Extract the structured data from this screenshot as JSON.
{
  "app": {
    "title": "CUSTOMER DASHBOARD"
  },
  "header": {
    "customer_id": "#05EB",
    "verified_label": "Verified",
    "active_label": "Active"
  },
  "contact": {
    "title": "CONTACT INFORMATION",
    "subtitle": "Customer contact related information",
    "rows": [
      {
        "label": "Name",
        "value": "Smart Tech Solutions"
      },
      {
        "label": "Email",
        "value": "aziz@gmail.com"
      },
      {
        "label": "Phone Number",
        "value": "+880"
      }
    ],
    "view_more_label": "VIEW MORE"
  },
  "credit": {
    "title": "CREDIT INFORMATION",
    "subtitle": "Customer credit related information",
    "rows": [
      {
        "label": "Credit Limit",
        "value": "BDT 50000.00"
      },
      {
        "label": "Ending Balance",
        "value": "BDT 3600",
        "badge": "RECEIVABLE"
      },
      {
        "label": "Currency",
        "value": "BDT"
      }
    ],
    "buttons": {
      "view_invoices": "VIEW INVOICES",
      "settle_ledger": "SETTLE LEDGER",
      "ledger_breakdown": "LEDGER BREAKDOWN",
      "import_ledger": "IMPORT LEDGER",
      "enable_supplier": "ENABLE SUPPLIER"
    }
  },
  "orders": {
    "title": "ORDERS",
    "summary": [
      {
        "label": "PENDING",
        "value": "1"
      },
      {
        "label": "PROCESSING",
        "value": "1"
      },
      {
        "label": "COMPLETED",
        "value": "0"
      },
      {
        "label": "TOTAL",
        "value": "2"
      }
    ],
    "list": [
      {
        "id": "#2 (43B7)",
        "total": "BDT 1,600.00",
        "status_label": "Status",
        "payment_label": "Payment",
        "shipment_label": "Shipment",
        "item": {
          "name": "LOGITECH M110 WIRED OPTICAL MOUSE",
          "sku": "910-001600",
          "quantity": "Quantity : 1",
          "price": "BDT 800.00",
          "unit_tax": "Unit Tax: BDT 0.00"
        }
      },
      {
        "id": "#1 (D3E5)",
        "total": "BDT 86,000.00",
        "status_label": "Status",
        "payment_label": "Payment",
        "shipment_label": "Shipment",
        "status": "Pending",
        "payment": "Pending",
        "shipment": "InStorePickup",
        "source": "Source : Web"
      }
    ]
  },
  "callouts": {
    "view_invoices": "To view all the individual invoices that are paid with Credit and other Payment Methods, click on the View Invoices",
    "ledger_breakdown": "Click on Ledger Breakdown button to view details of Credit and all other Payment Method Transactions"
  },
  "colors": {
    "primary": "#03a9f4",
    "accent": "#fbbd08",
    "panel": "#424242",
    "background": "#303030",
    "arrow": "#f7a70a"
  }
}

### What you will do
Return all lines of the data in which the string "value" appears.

### Task output
        "value": "Smart Tech Solutions"
        "value": "aziz@gmail.com"
        "value": "+880"
        "value": "BDT 50000.00"
        "value": "BDT 3600",
        "value": "BDT"
        "value": "1"
        "value": "1"
        "value": "0"
        "value": "2"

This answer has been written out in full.